+++ Extracted entries

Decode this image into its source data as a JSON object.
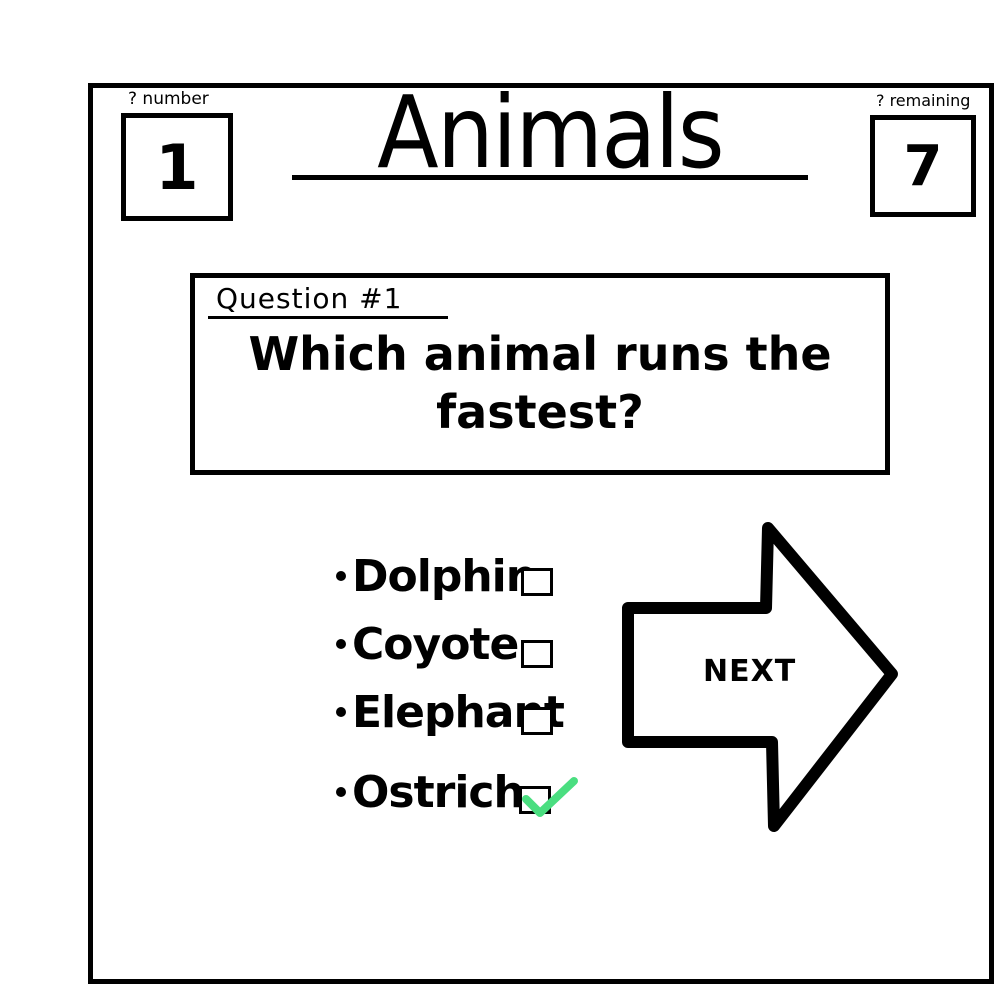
{
  "header": {
    "title": "Animals",
    "number_caption": "? number",
    "number_value": "1",
    "remaining_caption": "? remaining",
    "remaining_value": "7"
  },
  "question": {
    "label": "Question #1",
    "text": "Which animal runs the fastest?"
  },
  "options": [
    {
      "label": "Dolphin",
      "checked": false
    },
    {
      "label": "Coyote",
      "checked": false
    },
    {
      "label": "Elephant",
      "checked": false
    },
    {
      "label": "Ostrich",
      "checked": true
    }
  ],
  "next_button": {
    "label": "NEXT"
  },
  "colors": {
    "check_mark": "#4ade80",
    "ink": "#000000",
    "background": "#ffffff"
  },
  "icons": {
    "check": "check-icon",
    "next": "arrow-right-icon",
    "bullet": "bullet-icon"
  }
}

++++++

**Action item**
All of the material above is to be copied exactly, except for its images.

**Response**
Decode this image into its source data as a JSON object.
{
  "header": {
    "title": "Animals",
    "number_caption": "? number",
    "number_value": "1",
    "remaining_caption": "? remaining",
    "remaining_value": "7"
  },
  "question": {
    "label": "Question #1",
    "text": "Which animal runs the fastest?"
  },
  "options": [
    {
      "label": "Dolphin",
      "checked": false
    },
    {
      "label": "Coyote",
      "checked": false
    },
    {
      "label": "Elephant",
      "checked": false
    },
    {
      "label": "Ostrich",
      "checked": true
    }
  ],
  "next_button": {
    "label": "NEXT"
  },
  "colors": {
    "check_mark": "#4ade80",
    "ink": "#000000",
    "background": "#ffffff"
  },
  "icons": {
    "check": "check-icon",
    "next": "arrow-right-icon",
    "bullet": "bullet-icon"
  }
}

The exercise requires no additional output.